| WHAT IS EXPECTED |
The answer must consist of every line below that holds the word "size".
** Opening RECORD EXCERPTS block **
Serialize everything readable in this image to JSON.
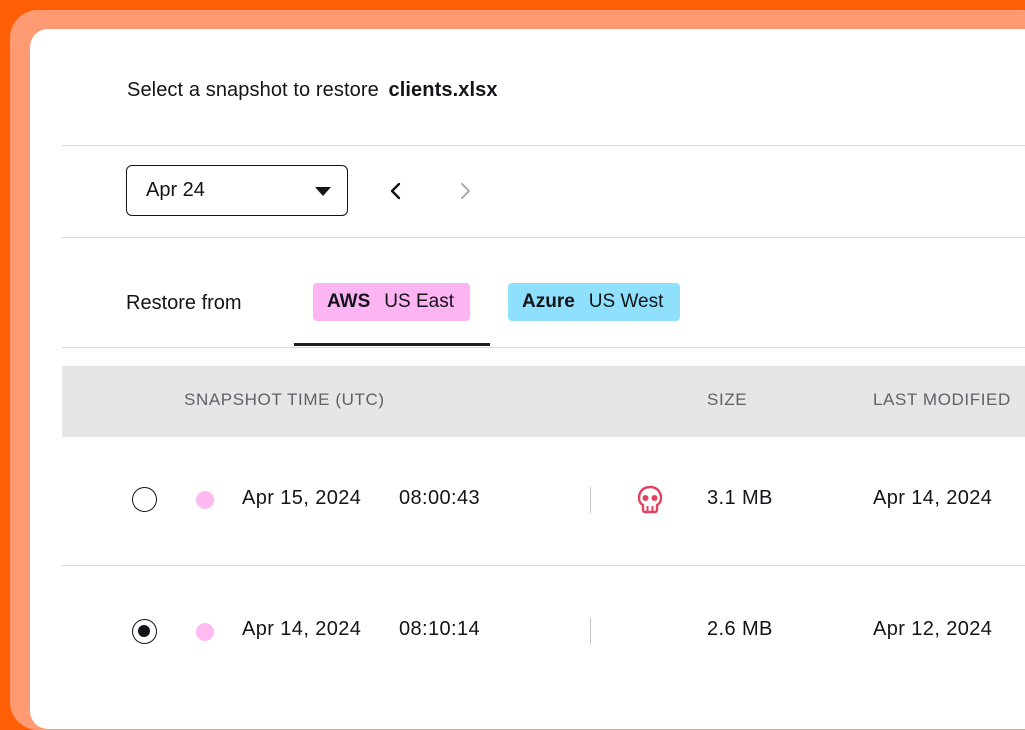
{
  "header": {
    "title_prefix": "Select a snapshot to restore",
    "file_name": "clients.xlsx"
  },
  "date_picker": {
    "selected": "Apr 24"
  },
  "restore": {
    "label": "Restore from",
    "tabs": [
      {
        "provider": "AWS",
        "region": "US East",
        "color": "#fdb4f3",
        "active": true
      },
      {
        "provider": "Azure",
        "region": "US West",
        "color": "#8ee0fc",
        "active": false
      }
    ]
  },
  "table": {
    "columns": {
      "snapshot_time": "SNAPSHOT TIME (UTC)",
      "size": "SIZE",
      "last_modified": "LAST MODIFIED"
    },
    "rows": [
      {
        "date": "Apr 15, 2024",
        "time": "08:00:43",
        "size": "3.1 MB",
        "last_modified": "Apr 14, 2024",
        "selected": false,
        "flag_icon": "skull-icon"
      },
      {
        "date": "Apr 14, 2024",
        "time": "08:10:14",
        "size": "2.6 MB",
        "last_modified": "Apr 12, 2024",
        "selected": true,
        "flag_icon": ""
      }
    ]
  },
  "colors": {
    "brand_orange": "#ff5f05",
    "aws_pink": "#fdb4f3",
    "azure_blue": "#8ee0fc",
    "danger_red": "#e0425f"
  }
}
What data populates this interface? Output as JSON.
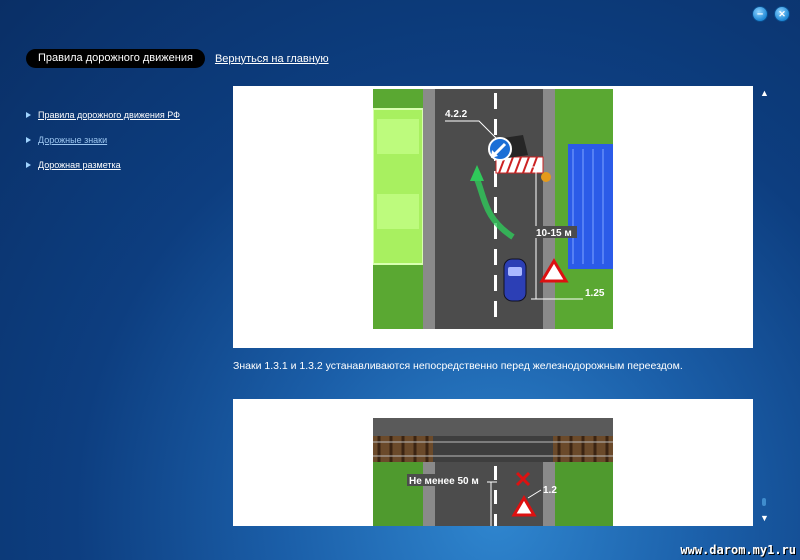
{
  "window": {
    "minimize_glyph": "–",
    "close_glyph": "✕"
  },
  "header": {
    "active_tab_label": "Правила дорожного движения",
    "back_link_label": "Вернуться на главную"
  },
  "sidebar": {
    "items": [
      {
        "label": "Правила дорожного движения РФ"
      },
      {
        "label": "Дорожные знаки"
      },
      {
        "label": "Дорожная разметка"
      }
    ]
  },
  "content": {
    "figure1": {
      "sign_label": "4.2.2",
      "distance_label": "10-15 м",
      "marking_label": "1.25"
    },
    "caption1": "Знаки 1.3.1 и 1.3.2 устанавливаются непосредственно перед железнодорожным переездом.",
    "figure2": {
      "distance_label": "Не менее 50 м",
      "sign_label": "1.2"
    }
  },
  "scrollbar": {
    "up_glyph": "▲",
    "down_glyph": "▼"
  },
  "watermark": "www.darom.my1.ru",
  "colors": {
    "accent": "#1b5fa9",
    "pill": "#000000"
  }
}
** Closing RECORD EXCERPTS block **
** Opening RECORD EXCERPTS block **
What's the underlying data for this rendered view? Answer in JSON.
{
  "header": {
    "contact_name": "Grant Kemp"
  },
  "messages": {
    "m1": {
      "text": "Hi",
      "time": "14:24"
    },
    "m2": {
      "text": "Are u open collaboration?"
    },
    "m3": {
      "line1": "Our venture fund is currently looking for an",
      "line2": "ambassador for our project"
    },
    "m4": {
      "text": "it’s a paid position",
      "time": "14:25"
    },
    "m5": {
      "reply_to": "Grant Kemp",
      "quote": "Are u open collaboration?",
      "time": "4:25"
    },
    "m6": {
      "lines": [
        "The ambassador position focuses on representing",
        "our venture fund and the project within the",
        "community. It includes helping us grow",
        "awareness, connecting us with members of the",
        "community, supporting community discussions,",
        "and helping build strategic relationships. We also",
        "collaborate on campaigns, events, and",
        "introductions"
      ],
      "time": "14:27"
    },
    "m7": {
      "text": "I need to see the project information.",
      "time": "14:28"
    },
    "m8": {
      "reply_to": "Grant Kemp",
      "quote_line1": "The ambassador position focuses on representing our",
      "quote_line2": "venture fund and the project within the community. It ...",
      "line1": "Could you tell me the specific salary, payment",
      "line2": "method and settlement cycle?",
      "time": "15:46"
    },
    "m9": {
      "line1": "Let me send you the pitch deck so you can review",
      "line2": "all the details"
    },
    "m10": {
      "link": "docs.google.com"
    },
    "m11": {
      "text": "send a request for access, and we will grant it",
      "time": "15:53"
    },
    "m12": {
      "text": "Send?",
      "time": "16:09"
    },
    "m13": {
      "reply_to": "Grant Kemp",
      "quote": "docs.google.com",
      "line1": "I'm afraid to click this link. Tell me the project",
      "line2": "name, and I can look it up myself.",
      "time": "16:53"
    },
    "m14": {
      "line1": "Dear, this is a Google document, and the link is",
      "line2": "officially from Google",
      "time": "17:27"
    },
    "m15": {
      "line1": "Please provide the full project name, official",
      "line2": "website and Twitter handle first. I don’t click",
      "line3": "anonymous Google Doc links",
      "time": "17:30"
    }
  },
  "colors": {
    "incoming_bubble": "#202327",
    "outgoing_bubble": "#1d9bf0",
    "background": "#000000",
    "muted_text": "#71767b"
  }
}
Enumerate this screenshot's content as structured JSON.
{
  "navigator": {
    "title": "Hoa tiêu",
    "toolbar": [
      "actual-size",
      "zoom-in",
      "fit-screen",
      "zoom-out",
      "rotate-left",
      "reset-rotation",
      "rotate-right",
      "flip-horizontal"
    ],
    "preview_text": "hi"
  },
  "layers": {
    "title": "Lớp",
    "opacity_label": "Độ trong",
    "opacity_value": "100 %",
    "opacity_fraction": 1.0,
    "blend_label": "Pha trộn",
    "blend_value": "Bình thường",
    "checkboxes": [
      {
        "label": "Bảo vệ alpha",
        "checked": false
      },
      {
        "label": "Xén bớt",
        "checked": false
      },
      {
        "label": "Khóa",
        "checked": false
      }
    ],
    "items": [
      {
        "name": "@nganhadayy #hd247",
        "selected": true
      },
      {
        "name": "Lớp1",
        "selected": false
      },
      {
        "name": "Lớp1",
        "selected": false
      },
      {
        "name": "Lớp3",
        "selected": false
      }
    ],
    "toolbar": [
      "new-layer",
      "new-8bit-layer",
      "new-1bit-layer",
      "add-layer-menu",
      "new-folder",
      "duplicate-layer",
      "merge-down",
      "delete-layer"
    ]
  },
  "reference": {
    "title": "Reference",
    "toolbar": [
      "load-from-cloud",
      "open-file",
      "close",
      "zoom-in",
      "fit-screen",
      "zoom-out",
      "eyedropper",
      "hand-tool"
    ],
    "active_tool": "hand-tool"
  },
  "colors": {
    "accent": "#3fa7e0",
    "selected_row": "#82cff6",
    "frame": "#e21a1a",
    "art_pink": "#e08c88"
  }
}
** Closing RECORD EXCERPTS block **
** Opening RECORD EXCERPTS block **
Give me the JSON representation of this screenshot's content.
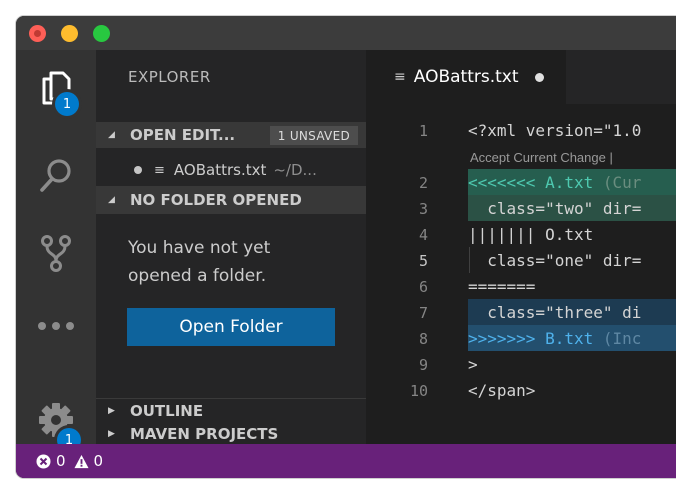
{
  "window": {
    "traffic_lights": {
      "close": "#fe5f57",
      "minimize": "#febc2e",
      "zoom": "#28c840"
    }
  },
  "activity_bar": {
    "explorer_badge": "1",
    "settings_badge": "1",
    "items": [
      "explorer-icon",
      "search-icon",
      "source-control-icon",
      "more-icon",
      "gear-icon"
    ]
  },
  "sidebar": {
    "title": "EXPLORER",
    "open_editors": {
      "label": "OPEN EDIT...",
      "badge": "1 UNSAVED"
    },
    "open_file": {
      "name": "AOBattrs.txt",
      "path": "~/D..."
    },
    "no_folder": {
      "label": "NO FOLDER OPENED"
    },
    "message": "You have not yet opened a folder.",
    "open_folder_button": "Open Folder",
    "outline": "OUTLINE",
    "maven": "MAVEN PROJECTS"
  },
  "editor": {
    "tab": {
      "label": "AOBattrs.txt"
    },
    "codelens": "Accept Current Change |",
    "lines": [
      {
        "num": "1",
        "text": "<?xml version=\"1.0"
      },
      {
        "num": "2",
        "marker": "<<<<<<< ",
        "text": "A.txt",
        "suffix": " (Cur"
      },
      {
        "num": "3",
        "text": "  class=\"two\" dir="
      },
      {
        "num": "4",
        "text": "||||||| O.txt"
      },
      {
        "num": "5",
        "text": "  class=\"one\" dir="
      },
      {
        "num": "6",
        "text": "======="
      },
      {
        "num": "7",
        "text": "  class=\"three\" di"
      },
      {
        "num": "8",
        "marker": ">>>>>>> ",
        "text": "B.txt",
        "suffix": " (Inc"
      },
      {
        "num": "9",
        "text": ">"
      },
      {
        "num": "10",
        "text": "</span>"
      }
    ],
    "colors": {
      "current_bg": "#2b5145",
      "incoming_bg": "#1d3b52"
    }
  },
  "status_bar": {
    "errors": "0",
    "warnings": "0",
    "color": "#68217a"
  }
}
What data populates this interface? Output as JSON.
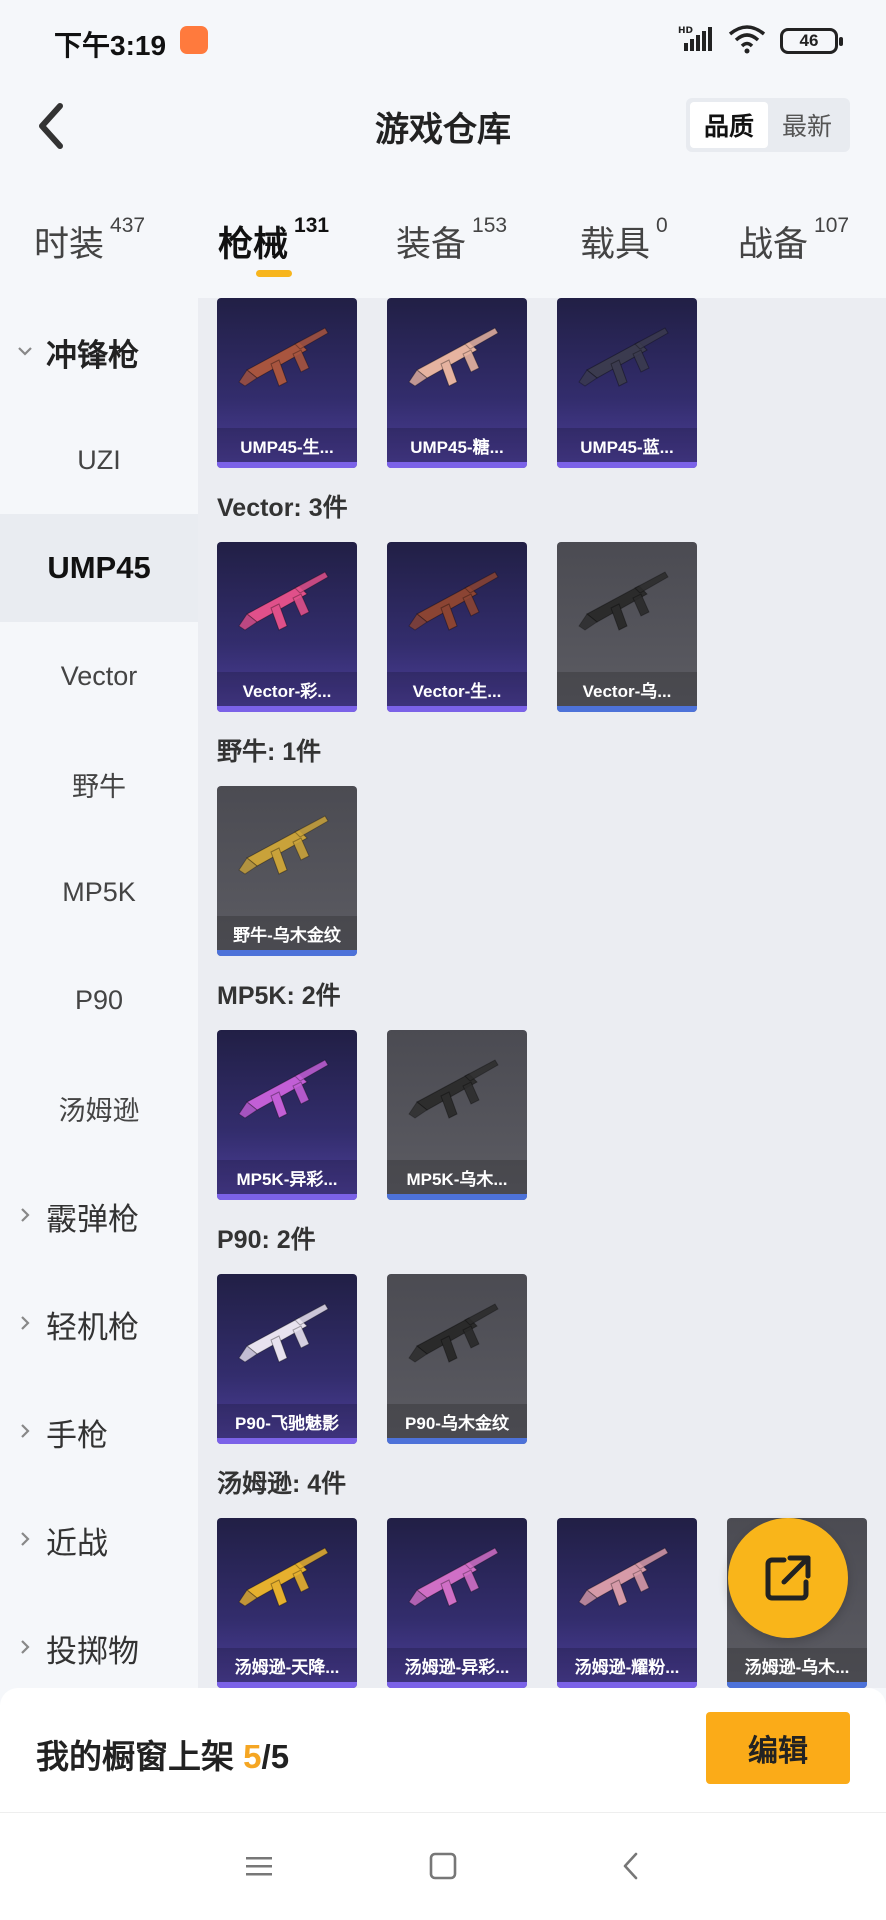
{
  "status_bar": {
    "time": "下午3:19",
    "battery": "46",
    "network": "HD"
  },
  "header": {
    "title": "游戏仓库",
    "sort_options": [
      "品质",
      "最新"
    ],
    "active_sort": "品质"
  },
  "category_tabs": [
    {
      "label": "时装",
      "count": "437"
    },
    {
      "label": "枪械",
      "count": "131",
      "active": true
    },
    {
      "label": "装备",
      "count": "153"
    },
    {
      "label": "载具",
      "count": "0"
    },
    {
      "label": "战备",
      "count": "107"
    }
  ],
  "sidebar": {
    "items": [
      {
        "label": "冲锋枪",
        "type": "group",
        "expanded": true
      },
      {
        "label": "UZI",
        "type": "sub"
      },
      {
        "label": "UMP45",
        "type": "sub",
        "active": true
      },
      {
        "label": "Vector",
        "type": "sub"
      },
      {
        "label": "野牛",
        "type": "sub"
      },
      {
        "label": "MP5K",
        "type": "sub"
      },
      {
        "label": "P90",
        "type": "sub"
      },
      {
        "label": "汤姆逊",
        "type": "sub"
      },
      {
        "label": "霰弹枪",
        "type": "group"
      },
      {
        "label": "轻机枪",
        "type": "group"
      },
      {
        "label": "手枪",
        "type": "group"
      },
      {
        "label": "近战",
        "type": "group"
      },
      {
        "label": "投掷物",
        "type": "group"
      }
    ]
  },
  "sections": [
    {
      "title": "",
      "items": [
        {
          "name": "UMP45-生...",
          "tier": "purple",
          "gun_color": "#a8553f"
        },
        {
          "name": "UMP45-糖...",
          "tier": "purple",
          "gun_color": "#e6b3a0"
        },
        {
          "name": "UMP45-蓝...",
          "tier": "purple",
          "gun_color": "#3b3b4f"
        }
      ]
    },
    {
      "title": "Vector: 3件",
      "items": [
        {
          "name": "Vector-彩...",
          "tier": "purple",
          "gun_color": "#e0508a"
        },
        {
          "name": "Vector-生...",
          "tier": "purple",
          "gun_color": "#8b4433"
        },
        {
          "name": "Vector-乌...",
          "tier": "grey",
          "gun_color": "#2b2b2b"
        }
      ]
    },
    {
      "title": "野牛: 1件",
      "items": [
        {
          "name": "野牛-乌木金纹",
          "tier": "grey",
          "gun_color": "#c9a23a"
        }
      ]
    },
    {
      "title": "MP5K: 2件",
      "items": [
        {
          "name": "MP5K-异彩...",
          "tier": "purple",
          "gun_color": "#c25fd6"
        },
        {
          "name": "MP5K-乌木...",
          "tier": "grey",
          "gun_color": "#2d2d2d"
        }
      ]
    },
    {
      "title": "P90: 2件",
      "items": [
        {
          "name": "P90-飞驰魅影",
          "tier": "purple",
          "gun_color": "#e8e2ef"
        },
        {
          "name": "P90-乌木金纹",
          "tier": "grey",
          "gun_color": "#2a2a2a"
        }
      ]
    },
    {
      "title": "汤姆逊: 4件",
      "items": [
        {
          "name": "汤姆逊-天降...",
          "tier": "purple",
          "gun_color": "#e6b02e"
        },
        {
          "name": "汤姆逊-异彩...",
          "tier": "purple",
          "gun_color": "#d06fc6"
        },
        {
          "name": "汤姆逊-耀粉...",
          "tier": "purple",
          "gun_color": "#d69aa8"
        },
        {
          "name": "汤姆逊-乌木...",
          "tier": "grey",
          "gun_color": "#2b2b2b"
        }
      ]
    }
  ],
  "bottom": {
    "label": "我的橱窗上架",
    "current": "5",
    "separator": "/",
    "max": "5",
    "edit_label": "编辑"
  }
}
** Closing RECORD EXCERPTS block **
| OUTPUT |
      "size": "SIZE",
        "size": "3.1 MB",
        "size": "2.6 MB",
      "actual-size",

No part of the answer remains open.